▶ [Entries taken from a collection]:
* * * * * * *

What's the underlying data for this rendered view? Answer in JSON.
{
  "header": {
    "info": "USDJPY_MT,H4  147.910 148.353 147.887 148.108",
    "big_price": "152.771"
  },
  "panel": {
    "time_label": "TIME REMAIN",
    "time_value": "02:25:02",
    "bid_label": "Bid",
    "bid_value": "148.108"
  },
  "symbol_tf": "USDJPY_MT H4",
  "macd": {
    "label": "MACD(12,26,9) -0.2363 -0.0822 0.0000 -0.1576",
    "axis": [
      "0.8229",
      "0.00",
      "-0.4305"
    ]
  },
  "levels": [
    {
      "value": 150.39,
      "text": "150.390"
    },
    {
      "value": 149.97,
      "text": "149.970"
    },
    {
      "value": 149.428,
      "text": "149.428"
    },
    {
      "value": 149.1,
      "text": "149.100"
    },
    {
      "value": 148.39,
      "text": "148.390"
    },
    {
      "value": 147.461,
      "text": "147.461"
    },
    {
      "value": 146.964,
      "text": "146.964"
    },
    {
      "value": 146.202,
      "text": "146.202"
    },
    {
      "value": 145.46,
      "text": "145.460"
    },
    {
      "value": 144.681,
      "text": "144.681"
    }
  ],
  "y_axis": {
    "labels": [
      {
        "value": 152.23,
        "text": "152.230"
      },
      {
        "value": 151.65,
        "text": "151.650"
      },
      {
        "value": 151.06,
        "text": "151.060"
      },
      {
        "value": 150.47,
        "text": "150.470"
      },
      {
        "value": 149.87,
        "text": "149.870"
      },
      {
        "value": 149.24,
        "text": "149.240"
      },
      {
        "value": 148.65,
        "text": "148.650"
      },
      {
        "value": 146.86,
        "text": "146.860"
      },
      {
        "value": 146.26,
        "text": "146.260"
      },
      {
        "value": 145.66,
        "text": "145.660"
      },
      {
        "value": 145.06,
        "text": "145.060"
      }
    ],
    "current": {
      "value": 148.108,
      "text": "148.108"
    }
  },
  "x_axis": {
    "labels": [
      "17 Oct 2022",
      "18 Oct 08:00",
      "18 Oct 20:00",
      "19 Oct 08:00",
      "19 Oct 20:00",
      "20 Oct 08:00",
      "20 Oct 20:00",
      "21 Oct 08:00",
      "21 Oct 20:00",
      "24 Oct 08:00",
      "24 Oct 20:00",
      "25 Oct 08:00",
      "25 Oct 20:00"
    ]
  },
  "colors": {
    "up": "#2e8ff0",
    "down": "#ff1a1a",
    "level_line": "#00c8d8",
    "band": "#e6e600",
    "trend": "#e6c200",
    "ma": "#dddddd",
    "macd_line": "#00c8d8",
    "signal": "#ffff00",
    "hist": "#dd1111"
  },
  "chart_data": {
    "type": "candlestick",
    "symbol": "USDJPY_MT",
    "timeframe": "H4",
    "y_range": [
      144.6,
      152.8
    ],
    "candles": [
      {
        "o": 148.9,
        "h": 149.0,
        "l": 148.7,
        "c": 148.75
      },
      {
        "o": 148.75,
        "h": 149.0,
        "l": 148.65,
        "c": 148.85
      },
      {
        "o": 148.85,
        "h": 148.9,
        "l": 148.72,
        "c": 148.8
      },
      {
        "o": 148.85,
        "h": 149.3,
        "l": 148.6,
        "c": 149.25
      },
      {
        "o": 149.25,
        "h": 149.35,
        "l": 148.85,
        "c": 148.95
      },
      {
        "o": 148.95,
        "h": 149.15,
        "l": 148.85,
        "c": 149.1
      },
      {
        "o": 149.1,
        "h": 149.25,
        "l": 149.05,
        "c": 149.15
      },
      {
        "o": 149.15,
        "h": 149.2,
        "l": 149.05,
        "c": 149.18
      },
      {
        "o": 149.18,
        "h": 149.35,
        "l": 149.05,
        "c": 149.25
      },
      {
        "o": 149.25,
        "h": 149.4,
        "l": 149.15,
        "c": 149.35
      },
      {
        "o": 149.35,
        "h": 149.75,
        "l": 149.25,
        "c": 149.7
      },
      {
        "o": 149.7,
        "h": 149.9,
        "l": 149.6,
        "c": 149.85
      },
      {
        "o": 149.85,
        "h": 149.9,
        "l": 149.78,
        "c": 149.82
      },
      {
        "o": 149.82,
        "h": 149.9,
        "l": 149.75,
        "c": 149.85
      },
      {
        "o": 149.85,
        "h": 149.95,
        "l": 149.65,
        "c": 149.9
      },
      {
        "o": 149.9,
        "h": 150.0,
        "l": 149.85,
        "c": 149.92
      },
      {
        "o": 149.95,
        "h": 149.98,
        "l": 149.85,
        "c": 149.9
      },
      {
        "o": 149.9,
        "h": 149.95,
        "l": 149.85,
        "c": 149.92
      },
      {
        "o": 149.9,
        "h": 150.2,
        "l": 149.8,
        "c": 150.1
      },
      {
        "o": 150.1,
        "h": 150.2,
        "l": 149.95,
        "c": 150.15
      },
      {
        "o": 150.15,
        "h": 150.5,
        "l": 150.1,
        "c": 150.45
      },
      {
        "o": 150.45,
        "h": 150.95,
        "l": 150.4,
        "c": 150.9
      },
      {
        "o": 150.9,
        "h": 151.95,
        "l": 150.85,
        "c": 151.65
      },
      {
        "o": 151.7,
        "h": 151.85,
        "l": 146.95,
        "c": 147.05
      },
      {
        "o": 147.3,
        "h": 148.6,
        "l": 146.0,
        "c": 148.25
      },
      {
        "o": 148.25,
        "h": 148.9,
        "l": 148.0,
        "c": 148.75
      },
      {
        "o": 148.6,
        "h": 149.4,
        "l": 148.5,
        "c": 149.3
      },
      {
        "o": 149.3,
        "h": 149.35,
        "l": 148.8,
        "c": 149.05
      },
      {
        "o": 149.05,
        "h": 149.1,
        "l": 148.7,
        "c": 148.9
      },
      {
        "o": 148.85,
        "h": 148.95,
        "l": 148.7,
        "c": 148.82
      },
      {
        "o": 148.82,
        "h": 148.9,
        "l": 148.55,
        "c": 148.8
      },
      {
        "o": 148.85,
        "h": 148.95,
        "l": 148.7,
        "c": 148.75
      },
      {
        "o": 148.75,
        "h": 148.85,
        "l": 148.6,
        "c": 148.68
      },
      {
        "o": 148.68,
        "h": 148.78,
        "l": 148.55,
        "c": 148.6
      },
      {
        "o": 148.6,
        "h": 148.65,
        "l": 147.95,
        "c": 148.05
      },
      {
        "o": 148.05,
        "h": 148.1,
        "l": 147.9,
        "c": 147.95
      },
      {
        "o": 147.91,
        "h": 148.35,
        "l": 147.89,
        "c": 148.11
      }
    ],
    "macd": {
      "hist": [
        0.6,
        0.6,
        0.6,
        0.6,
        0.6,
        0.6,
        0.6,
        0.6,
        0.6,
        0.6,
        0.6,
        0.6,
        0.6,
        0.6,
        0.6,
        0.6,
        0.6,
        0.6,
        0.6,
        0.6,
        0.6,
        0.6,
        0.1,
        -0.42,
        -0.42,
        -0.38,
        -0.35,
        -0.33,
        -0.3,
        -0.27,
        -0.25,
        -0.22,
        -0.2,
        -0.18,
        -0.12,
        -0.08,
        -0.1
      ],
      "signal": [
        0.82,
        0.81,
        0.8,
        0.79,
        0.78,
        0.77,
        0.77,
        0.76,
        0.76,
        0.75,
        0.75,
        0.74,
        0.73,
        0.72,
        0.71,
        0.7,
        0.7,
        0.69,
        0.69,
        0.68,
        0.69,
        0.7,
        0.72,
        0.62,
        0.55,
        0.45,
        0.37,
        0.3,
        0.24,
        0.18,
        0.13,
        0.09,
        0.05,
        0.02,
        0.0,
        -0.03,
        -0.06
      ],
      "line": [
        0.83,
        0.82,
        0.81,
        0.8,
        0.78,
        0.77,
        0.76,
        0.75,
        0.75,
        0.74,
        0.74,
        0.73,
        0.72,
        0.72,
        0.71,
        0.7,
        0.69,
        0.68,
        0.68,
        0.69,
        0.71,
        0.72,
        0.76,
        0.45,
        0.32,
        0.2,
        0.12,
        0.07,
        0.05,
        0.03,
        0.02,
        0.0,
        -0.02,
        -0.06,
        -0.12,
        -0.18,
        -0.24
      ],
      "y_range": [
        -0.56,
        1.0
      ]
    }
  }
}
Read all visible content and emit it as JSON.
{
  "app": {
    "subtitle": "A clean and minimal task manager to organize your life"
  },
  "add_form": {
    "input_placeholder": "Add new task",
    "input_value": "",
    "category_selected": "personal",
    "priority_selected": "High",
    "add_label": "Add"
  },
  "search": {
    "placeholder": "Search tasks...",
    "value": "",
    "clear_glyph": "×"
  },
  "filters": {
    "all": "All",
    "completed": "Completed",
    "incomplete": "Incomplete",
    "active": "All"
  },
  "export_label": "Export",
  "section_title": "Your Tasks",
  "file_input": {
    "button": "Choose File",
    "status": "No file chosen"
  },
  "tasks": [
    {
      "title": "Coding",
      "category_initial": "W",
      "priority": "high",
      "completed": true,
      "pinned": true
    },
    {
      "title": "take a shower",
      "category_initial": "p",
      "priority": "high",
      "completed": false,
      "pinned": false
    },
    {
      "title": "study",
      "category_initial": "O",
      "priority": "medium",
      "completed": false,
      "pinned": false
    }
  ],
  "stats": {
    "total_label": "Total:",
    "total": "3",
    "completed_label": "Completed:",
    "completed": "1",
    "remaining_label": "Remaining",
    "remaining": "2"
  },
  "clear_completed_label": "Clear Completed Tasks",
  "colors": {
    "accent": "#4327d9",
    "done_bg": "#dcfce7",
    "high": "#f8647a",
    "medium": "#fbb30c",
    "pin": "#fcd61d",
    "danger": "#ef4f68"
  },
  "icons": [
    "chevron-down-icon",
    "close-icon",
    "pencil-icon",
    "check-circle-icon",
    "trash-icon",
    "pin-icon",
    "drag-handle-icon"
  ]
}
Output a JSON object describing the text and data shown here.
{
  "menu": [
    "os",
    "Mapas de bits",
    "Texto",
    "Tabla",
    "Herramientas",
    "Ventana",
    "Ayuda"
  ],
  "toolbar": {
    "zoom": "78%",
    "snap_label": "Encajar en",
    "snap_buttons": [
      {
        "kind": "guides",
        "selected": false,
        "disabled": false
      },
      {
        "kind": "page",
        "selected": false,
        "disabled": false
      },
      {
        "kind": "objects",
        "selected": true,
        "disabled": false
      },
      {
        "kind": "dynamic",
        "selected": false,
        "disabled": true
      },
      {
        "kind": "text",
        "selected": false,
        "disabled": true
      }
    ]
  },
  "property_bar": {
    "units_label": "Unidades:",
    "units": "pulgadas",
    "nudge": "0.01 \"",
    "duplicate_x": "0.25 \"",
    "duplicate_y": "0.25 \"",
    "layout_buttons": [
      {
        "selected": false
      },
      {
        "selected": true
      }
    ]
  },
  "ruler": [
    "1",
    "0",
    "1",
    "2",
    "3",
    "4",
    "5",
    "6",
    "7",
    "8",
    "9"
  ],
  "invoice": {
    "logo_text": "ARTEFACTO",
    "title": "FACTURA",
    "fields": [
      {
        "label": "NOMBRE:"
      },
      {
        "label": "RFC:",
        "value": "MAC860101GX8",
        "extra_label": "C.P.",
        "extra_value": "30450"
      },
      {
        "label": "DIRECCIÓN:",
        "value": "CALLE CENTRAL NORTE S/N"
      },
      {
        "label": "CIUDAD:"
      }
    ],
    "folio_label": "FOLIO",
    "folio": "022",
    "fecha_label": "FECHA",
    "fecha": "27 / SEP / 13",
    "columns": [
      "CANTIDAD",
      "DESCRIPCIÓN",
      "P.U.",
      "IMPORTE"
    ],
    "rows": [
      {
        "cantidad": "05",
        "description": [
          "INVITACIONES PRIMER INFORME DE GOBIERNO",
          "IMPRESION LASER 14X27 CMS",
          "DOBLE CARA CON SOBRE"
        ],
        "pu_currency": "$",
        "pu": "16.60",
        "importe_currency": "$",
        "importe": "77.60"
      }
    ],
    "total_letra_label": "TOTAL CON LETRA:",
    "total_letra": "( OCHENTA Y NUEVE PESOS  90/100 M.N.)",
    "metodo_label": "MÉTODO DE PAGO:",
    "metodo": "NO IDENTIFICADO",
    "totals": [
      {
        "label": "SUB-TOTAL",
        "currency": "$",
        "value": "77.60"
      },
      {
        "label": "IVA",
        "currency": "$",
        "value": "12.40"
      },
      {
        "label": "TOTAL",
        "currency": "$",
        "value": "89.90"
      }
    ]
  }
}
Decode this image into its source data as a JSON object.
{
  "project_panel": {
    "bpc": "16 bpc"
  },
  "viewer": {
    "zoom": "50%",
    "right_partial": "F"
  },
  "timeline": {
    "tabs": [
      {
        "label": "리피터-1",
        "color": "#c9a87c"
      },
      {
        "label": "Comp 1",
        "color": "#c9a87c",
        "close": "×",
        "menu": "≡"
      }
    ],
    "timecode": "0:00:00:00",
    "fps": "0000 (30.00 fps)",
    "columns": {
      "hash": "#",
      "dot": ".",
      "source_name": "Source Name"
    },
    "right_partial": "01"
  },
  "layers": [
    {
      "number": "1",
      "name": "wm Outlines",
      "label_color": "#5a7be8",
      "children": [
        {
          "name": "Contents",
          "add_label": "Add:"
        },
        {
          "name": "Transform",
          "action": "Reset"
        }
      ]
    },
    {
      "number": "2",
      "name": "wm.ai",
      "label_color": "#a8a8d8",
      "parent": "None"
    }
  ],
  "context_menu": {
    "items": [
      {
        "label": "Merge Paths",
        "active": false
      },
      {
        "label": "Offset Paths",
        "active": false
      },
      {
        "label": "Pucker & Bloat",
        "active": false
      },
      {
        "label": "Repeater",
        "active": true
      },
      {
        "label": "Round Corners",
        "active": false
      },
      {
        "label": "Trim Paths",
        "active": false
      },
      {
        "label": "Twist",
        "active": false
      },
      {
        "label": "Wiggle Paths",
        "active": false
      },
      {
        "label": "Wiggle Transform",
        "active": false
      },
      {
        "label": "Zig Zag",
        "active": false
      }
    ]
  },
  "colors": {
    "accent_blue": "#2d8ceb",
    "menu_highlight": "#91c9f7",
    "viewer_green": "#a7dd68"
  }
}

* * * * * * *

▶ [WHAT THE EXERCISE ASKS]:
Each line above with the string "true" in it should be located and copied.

▶ [TASK RESPONSE]:
      "completed": true,
      "pinned": true
        "selected": true,
        "disabled": true
        "disabled": true
        "selected": true
        "active": true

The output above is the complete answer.